- Kemble SK, Davis JC, Nalugwa T, Njama-Meya D, Hopkins H, Dorsey G, Staedke SG: Prevention and treatment strategies used for the community management of childhood fever in Kampala, Uganda. Am J Trop Med Hyg. 2006, 74: 999-1007.PubMedGoogle Scholar
- Nsungwa-Sabiiti J, Tomson G, Pariyo G, Ogwal-Okeng J, Peterson S: Community effectiveness of malaria treatment in Uganda--a long way to Abuja targets. Ann Trop Paediatr. 2005, 25: 91-100. 10.1179/146532805X45683.View ArticlePubMedGoogle Scholar
- Nsungwa-Sabiiti J, Peterson S, Pariyo G, Ogwal-Okeng J, Petzold MG, Tomson G: Home-based management of fever and malaria treatment practices in Uganda. Trans R Soc Trop Med Hyg. 2007, 101: 1199-1207. 10.1016/j.trstmh.2007.08.005.View ArticlePubMedGoogle Scholar

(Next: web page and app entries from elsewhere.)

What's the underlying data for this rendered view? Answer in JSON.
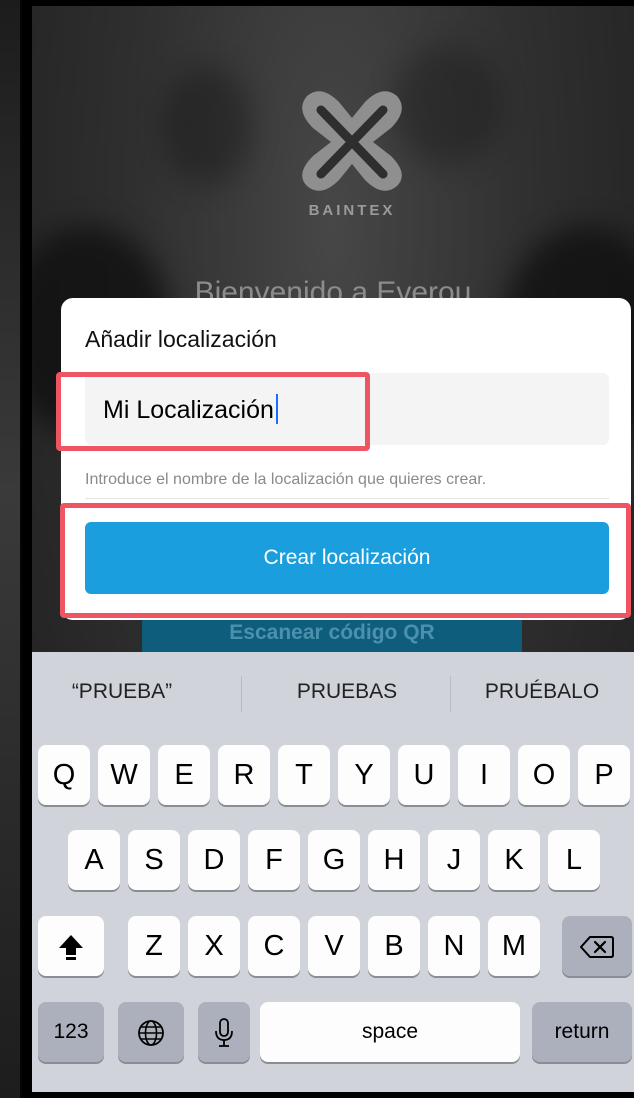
{
  "app": {
    "logo_text": "BAINTEX",
    "welcome": "Bienvenido a Everou",
    "scan_button": "Escanear código QR"
  },
  "dialog": {
    "title": "Añadir localización",
    "input_value": "Mi Localización",
    "helper": "Introduce el nombre de la localización que quieres crear.",
    "primary_button": "Crear localización"
  },
  "keyboard": {
    "suggestions": [
      "“PRUEBA”",
      "PRUEBAS",
      "PRUÉBALO"
    ],
    "row1": [
      "Q",
      "W",
      "E",
      "R",
      "T",
      "Y",
      "U",
      "I",
      "O",
      "P"
    ],
    "row2": [
      "A",
      "S",
      "D",
      "F",
      "G",
      "H",
      "J",
      "K",
      "L"
    ],
    "row3": [
      "Z",
      "X",
      "C",
      "V",
      "B",
      "N",
      "M"
    ],
    "numbers_key": "123",
    "space_key": "space",
    "return_key": "return",
    "icons": {
      "shift": "shift-icon",
      "delete": "backspace-icon",
      "globe": "globe-icon",
      "mic": "microphone-icon"
    }
  },
  "colors": {
    "primary": "#1a9ede",
    "highlight": "#ee5562",
    "keyboard_bg": "#d0d3da"
  }
}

- Sirima SB, Konate A, Tiono AB, Convelbo N, Cousens S, Pagnoni F: Early treatment of childhood fevers with pre-packaged antimalarial drugs in the home reduces severe malaria morbidity in Burkina Faso. Trop Med Int Health. 2003, 8: 133-139. 10.1046/j.1365-3156.2003.00997.x.View ArticlePubMedGoogle Scholar

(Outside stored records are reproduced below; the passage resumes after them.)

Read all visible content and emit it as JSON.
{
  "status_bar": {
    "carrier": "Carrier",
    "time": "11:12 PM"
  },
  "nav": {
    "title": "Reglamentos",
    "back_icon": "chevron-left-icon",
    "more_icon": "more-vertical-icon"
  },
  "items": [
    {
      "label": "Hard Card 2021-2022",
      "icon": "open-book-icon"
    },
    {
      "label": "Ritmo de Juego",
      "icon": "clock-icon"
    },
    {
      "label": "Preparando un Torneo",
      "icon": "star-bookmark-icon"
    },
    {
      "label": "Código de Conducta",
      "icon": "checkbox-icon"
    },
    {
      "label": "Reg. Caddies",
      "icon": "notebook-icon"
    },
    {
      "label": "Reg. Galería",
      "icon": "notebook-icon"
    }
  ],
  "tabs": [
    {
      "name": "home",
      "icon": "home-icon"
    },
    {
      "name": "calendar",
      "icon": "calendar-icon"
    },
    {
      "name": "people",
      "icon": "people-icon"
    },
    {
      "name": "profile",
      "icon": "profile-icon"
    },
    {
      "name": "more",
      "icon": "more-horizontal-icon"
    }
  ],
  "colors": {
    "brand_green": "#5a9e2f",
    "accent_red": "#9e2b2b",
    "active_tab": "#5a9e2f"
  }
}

- Rutebemberwa E, Kallander K, Tomson G, Peterson S, Pariyo G: Determinants of delay in care-seeking for febrile children in eastern Uganda. Trop Med Int Health. 2009, 14: 472-479. 10.1111/j.1365-3156.2009.02237.x.View ArticlePubMedGoogle Scholar
- Worrall E, Basu S, Hanson K: Is malaria a disease of poverty? A review of the literature. Trop Med Int Health. 2005, 10: 1047-1059. 10.1111/j.1365-3156.2005.01476.x.View ArticlePubMedGoogle Scholar
This article is published under license to BioMed Central Ltd. This is an Open Access article distributed under the terms of the Creative Commons Attribution License (http://creativecommons.org/licenses/by/2.0), which permits unrestricted use, distribution, and reproduction in any medium, provided the original work is properly cited.